Newsome predicted that the Game and Fish and WYDOT will do “a great job” in crafting the rules for the program.
“I’m confident that they will make rules that are reasonable and that allow people to harvest that resource,” she said.
Regardless of attempts by the two agencies to consider a plethora of scenarios, there’s always going to be someone trying to “game” the system, King said. Yet, the law — which state Rep. Dan Zwonitzer, R-Cheyenne, pitched for years — has some advantages, King said.
“I think if this results in somebody being able to put some good nutritious wild meat in their freezer, then that’s certainly a positive,” the warden said.
It will also mean less scavenging by other animals on the side of the road. Many animals — including birds of prey like eagles — are hit while consuming fresh roadkill. And it will mean less work for WYDOT maintenance crews that are already stretched thin, said WYDOT spokesperson Cody Beers.
“There’s quite a bit of carnage out on our highways,” he said last week.
Beers said it’s possible that the new bill will result in WYDOT having to pick up fewer dead animals.

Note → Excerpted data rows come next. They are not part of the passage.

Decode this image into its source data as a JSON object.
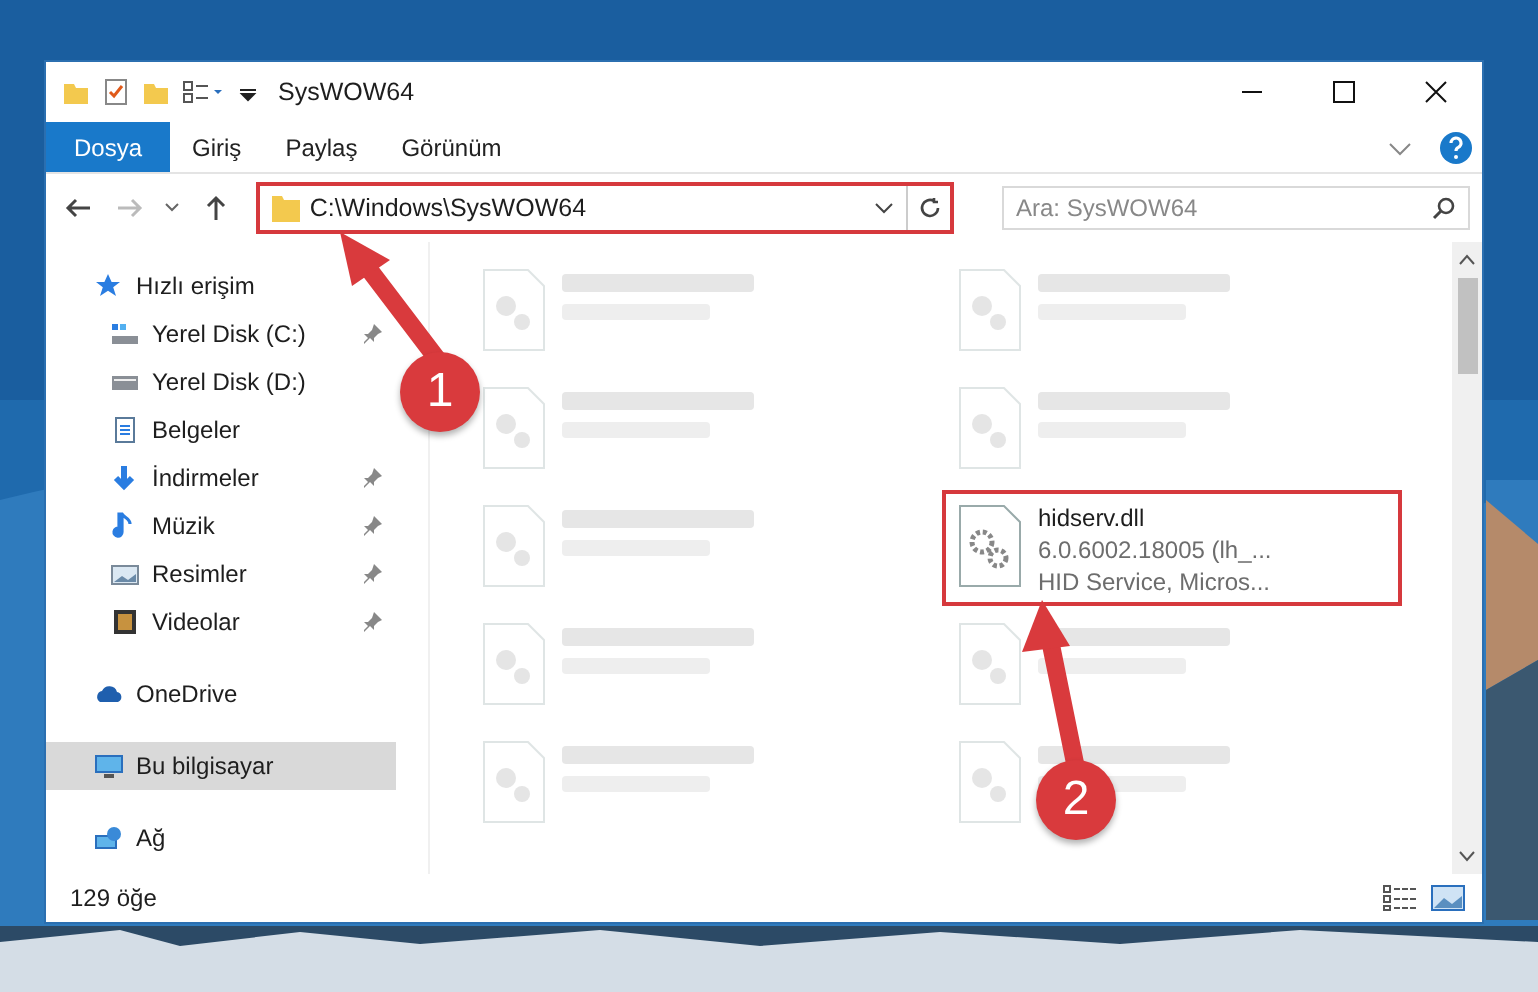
{
  "window": {
    "title": "SysWOW64"
  },
  "ribbon_tabs": [
    {
      "label": "Dosya",
      "kind": "file-menu"
    },
    {
      "label": "Giriş",
      "kind": "tab"
    },
    {
      "label": "Paylaş",
      "kind": "tab"
    },
    {
      "label": "Görünüm",
      "kind": "tab"
    }
  ],
  "address": {
    "path": "C:\\Windows\\SysWOW64",
    "highlighted": true
  },
  "search": {
    "placeholder": "Ara: SysWOW64"
  },
  "sidebar": {
    "items": [
      {
        "label": "Hızlı erişim",
        "kind": "star",
        "selected": false,
        "children": [
          {
            "label": "Yerel Disk (C:)",
            "kind": "drive-c",
            "pinned": true,
            "selected": false
          },
          {
            "label": "Yerel Disk (D:)",
            "kind": "drive",
            "pinned": false,
            "selected": false
          },
          {
            "label": "Belgeler",
            "kind": "documents",
            "pinned": false,
            "selected": false
          },
          {
            "label": "İndirmeler",
            "kind": "downloads",
            "pinned": true,
            "selected": false
          },
          {
            "label": "Müzik",
            "kind": "music",
            "pinned": true,
            "selected": false
          },
          {
            "label": "Resimler",
            "kind": "pictures",
            "pinned": true,
            "selected": false
          },
          {
            "label": "Videolar",
            "kind": "videos",
            "pinned": true,
            "selected": false
          }
        ]
      },
      {
        "label": "OneDrive",
        "kind": "cloud",
        "selected": false
      },
      {
        "label": "Bu bilgisayar",
        "kind": "computer",
        "selected": true
      },
      {
        "label": "Ağ",
        "kind": "network",
        "selected": false
      }
    ]
  },
  "files": [
    {
      "kind": "blurred"
    },
    {
      "kind": "blurred"
    },
    {
      "kind": "blurred"
    },
    {
      "kind": "blurred"
    },
    {
      "kind": "blurred"
    },
    {
      "kind": "file",
      "name": "hidserv.dll",
      "details": [
        "6.0.6002.18005 (lh_...",
        "HID Service, Micros..."
      ],
      "highlighted": true
    },
    {
      "kind": "blurred"
    },
    {
      "kind": "blurred"
    },
    {
      "kind": "blurred"
    },
    {
      "kind": "blurred"
    }
  ],
  "markers": [
    {
      "number": "1"
    },
    {
      "number": "2"
    }
  ],
  "status_bar": {
    "count": "129 öğe"
  }
}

“... and, you know, it’s not something that our guys enjoy,” he said. “All kinds of nasty things run out of those animals when you’re trying to pick them up and get them in the back of a pickup truck. The smell is not good. I’ve seen our guys lose their lunch on the side of the road while they’re picking up animals.”
The permits to harvest roadkill will probably cost around $8 and the expediency needed to get the animal off the pavement and home to clean is being taken into account as the departments look at structuring the new regulations.
Safety is the biggest concern, Beers said. The interstate may be off-limits, as well as some stretches of two-lane roads with 70 mph speeds.
Meanwhile, WYDOT continues to work to reduce the number of road-killed animals.
The state has been building both over- and underpasses near migration routes, lowering the speed limits after dark in areas thick with animals crossing the road and putting up new signage where helpful. There are several areas in the Big Horn Basin that have proved to be areas of great concern, Beers said. U.S. Highway 14-A between Cody and Powell is one of the worst, he said, “especially around the Corbett Bridge.”
WYDOT has been working hard to get across the message to slow down.
“Just from a highway safety standpoint, it makes a lot of sense to simply slow down at dawn and dusk to keep yourself from running into animals,” Beers said.
Among local lawmakers, Rep. Newsome, Rep. Rachel Rodriguez-Williams, R-Cody, and Sen. Tim French, R-Powell, voted in support of HB 95, while Sen. R.J. Kost, R-Powell, Rep. Dan Laursen, R-Powell, and Rep. Jamie Flitner, R-Greybull, voted against it.